Ho-Chunk Inc. subsidiary WarHorse Gaming Omaha has applied for tax increment financing for its $220m Horsemen’s Park redevelopment.
The developers behind a plan to transform Omaha’s Horsemen’s Park into one of Nebraska’s first casinos have requested $17.5m in tax incentives from the city to realise the project.
A $220m plan by WarHorse Gaming Omaha – a subsidiary of Ho-Chunk Inc., the economic development arm of the Winnebago Tribe of Nebraska – will see the renovation and expansion of the current Horsemen’s complex.
The project will see the creation of a “dynamic casino, racing and entertainment complex” that will include 1,200 gaming machines, together with table games and a stage for live entertainment, as well as a sports bar, food hall, coffee shop and central bar area. Construction is expected to begin this summer and to be completed by September 2022.

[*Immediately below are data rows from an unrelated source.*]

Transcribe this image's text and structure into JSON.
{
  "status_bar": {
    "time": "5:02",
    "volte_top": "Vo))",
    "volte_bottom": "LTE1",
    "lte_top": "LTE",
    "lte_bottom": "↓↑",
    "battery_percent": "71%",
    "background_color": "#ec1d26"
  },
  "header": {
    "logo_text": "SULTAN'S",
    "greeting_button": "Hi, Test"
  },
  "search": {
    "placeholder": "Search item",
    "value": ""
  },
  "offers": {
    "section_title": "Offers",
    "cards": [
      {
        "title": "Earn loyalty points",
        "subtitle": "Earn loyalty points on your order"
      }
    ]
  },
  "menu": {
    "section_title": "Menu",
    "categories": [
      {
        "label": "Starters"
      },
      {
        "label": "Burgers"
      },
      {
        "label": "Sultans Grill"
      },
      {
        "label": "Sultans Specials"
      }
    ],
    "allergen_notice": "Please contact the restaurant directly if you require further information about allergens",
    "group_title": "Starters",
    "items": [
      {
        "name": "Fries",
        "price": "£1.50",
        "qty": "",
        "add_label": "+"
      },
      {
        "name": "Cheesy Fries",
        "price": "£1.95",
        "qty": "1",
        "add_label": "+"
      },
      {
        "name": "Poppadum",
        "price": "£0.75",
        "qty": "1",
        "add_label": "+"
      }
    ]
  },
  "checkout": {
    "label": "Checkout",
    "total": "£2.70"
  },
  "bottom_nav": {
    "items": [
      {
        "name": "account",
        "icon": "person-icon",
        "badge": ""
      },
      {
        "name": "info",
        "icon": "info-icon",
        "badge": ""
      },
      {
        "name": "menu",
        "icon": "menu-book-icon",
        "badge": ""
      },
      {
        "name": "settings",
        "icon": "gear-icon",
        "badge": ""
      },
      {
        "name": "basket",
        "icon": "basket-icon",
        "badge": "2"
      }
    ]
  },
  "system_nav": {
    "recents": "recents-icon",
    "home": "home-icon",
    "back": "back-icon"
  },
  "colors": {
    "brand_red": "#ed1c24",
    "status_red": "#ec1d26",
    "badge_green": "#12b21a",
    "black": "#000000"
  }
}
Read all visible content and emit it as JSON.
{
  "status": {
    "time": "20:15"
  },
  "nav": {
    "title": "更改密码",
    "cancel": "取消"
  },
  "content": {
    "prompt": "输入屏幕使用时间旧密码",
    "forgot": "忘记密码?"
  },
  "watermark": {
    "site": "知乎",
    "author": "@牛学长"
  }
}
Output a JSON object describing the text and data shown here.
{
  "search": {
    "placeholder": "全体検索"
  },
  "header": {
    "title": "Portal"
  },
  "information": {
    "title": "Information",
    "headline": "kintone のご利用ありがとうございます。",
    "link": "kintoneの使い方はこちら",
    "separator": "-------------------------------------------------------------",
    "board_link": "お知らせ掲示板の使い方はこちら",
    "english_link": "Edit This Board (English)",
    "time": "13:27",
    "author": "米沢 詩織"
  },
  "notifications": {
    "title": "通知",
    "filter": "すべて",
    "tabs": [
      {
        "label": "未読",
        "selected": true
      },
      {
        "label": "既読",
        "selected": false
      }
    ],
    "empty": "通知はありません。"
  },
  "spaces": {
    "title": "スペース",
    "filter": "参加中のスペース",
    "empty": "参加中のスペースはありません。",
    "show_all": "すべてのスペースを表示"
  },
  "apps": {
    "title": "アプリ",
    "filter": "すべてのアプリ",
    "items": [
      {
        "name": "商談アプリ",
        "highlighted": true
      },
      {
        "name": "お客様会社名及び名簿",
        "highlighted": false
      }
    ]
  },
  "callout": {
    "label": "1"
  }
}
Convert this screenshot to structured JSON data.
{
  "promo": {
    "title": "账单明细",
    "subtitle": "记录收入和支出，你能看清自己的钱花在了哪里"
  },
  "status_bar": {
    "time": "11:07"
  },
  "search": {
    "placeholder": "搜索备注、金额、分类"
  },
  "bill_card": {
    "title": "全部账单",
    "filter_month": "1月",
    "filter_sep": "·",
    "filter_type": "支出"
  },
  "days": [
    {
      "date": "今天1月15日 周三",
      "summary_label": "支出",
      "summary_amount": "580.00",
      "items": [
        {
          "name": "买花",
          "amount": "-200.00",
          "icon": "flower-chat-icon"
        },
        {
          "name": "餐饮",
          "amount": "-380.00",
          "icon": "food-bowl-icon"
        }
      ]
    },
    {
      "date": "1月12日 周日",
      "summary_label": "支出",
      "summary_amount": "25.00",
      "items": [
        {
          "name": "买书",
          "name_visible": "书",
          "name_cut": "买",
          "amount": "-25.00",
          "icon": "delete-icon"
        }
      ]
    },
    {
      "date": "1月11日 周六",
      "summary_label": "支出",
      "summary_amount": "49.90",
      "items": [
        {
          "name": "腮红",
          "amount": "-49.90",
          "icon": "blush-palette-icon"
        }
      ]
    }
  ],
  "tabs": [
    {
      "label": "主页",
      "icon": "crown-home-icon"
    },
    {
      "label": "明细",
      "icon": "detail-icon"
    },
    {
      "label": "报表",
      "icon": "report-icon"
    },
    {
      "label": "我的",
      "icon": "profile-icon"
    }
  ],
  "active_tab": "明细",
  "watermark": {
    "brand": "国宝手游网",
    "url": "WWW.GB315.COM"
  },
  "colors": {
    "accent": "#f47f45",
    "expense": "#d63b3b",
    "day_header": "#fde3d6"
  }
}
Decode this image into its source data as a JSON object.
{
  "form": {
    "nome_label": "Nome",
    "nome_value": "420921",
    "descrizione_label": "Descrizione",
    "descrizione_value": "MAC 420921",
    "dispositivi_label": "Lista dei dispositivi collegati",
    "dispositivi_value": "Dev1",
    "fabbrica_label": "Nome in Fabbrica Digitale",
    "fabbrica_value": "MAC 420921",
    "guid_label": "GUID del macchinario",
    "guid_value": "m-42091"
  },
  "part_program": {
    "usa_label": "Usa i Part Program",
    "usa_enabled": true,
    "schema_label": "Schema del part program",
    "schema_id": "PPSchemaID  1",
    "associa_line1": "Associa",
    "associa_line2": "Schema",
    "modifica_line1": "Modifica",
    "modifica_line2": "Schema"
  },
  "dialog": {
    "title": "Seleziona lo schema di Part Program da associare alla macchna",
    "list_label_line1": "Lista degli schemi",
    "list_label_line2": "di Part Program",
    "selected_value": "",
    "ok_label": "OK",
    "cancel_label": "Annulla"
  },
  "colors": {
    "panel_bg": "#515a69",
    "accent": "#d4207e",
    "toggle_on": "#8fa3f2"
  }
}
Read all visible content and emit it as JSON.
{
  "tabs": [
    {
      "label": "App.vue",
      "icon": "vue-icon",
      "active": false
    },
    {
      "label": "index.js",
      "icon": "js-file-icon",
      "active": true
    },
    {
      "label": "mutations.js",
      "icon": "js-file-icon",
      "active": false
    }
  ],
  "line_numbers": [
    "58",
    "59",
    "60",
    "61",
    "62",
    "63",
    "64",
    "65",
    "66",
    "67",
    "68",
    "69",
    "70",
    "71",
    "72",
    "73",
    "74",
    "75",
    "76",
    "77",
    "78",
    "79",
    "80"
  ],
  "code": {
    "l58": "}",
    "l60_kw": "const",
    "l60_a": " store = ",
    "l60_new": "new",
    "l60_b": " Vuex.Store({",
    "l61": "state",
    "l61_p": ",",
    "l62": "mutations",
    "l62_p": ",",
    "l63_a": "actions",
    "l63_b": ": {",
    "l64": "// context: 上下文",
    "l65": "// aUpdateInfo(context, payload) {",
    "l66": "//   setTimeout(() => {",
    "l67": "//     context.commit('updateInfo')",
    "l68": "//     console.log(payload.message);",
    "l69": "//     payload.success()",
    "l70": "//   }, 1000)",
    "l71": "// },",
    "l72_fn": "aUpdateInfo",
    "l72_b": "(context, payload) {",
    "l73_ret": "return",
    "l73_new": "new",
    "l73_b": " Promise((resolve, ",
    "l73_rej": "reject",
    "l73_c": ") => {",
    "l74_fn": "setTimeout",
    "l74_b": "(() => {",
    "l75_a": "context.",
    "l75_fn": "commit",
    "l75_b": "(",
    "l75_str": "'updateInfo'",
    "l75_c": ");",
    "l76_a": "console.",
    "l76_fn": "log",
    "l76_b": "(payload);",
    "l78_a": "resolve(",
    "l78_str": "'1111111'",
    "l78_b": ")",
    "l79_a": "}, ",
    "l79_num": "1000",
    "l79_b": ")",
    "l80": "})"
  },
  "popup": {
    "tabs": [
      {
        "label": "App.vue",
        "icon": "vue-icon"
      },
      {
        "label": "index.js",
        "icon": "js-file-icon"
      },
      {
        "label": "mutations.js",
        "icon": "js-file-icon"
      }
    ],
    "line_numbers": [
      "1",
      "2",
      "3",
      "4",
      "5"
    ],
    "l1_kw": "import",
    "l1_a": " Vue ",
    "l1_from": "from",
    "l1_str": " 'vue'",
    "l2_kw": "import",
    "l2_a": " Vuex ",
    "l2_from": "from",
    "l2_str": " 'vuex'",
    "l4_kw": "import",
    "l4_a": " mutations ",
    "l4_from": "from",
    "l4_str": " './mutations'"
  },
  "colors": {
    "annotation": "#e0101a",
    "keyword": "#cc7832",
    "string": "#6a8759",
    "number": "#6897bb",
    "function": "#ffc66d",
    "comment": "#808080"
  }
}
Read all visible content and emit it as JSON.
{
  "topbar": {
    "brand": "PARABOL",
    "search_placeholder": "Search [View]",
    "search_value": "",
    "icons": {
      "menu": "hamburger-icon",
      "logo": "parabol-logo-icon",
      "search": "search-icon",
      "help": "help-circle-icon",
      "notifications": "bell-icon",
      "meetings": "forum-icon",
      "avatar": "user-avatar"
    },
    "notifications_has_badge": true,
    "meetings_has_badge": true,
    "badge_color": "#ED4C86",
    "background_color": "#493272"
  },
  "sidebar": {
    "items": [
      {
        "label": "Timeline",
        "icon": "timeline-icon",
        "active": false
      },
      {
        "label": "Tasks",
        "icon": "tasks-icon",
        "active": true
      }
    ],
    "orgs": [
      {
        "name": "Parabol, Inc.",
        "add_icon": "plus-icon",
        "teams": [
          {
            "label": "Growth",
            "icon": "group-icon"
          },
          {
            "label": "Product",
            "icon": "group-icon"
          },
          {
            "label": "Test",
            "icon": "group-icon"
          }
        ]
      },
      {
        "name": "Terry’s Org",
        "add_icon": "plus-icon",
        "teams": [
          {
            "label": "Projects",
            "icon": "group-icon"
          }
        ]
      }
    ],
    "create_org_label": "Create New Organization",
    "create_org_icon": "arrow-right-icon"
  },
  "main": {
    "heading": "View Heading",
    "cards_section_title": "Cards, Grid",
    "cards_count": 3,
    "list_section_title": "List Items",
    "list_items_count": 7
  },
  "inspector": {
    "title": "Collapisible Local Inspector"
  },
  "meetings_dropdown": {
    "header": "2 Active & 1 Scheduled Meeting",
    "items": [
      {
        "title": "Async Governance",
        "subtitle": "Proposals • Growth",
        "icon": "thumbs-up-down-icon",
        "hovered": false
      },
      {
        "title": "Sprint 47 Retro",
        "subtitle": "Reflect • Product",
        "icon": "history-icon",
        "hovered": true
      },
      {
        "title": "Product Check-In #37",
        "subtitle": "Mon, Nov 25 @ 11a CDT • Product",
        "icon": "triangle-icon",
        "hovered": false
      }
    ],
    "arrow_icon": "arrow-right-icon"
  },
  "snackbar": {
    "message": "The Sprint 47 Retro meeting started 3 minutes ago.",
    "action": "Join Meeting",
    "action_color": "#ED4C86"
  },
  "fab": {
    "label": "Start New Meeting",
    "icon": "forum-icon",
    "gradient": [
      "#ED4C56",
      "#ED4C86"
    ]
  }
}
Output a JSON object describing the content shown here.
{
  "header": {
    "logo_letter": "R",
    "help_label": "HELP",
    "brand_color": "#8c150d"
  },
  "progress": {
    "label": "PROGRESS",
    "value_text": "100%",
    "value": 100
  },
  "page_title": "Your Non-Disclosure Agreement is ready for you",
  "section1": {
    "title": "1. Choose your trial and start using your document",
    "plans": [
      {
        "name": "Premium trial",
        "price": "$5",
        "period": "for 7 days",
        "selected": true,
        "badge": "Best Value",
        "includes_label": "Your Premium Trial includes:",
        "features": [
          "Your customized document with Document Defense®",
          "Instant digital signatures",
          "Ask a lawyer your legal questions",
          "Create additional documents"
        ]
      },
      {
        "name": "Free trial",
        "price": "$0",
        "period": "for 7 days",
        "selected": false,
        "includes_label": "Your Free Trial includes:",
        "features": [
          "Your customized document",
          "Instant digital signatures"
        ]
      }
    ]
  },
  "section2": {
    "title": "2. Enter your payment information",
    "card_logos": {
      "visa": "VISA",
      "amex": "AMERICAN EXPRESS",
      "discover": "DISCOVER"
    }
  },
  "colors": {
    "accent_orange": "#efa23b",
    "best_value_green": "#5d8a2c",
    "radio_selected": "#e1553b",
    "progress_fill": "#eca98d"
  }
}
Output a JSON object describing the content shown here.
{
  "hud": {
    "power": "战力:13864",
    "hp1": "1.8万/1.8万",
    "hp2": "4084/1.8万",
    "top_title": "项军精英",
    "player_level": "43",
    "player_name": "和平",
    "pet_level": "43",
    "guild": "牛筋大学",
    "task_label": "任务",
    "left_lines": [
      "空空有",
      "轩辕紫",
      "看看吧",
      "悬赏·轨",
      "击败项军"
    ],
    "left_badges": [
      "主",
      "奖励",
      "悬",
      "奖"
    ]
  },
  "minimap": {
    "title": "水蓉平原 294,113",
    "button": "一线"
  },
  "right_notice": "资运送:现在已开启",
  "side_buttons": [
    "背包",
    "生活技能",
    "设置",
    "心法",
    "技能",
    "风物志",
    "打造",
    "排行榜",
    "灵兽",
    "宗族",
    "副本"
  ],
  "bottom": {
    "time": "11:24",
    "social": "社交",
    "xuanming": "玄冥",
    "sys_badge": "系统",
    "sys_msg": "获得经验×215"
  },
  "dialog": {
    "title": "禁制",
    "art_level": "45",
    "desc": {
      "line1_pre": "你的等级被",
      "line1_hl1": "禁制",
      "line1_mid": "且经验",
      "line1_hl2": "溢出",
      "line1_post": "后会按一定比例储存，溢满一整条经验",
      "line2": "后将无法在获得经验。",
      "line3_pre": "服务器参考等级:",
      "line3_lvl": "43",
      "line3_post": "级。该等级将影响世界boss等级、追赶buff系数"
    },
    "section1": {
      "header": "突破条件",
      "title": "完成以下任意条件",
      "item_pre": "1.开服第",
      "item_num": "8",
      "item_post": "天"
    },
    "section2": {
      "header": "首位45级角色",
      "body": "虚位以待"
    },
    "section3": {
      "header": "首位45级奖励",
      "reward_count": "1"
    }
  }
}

“We’re gonna have sports betting. We’ll have simulcasting, of course. That’s our bread and butter. And then we’ll have a variety of casino games,” said Lynne McNally, EVP of the Nebraska National Horsemen’s Benevolent and Protective Association.
Horsemen’s Park has operated from its existing site since 1998. An existing 45,000 sq ft building will be renovated, and a clubhouse will be expanded to 20,600 sq ft.
Last November, around two-thirds of Nebraska voters approved constitutional amendments allowing casinos at the state’s six licensed horse racing tracks, with a portion of the money generated earmarked as a tax credit for property owners.
The vote opened the door for the tribe to pursue casinos at tracks in Lincoln, South Sioux City and Omaha.
Tax increment financing, known as TIF, subsidises companies by refunding or diverting a portion of their taxes to help finance development. Authorised at state level, this loan is paid back, generally over a 15-year period, by using the increased property taxes that are generated on the new development.
WarHorse Gaming expects to spend about $6m on public improvements, including storm water drainage and utility work, according to city documents. The company will also make improvements to roads adjoining the property.
Ho-Chunk CEO Lance Morgan said that the infrastructure improvements will help to increase access to the area and improve public safety. “Those are the kinds of things that make a lot of sense from a TIF standpoint,” Morgan stated.
The casino is expected to “directly and indirectly” create about 2,400 jobs, about 520 of which will be permanent full- and part-time jobs, according to a Planning Department memo.
Among other requirements, projects that receive TIF must be located in a “blighted” area. The WarHorse project fulfilled met all TIF requirements, the memo added.
Nevertheless, WarHorse Gaming’s decision to apply for TIF has met with criticism. Doug Kagan, president of Nebraska Taxpayers for Freedom, said he does not believe the property meets the “blighted” criteria.
“In this particular instance, we think that, you know, casinos usually make a pretty good profit so we don’t think they need a tax increment financing,” he said.
Similarly, Brendan Bussmann, director of government affairs for Global Market Advisors, highlighted that one of the key arguments in favour of the constitutional gambling amendment was that it would provide property tax relief. “I think it’s disingenuous to ask for your own property tax relief in the same process,” he said.
The gambling initiative passed by voters imposes a 20 percent annual tax on gross gambling revenue that goes back to counties and the state.
“Over the life of TIF, it’s $17.5m that we’re requesting, we’ll be returning over $120m, back to the community,” McNally said, “We’ll also have over 520 jobs, permanent jobs. We feel that we’re giving back the value for what we’re getting in exchange,” she added.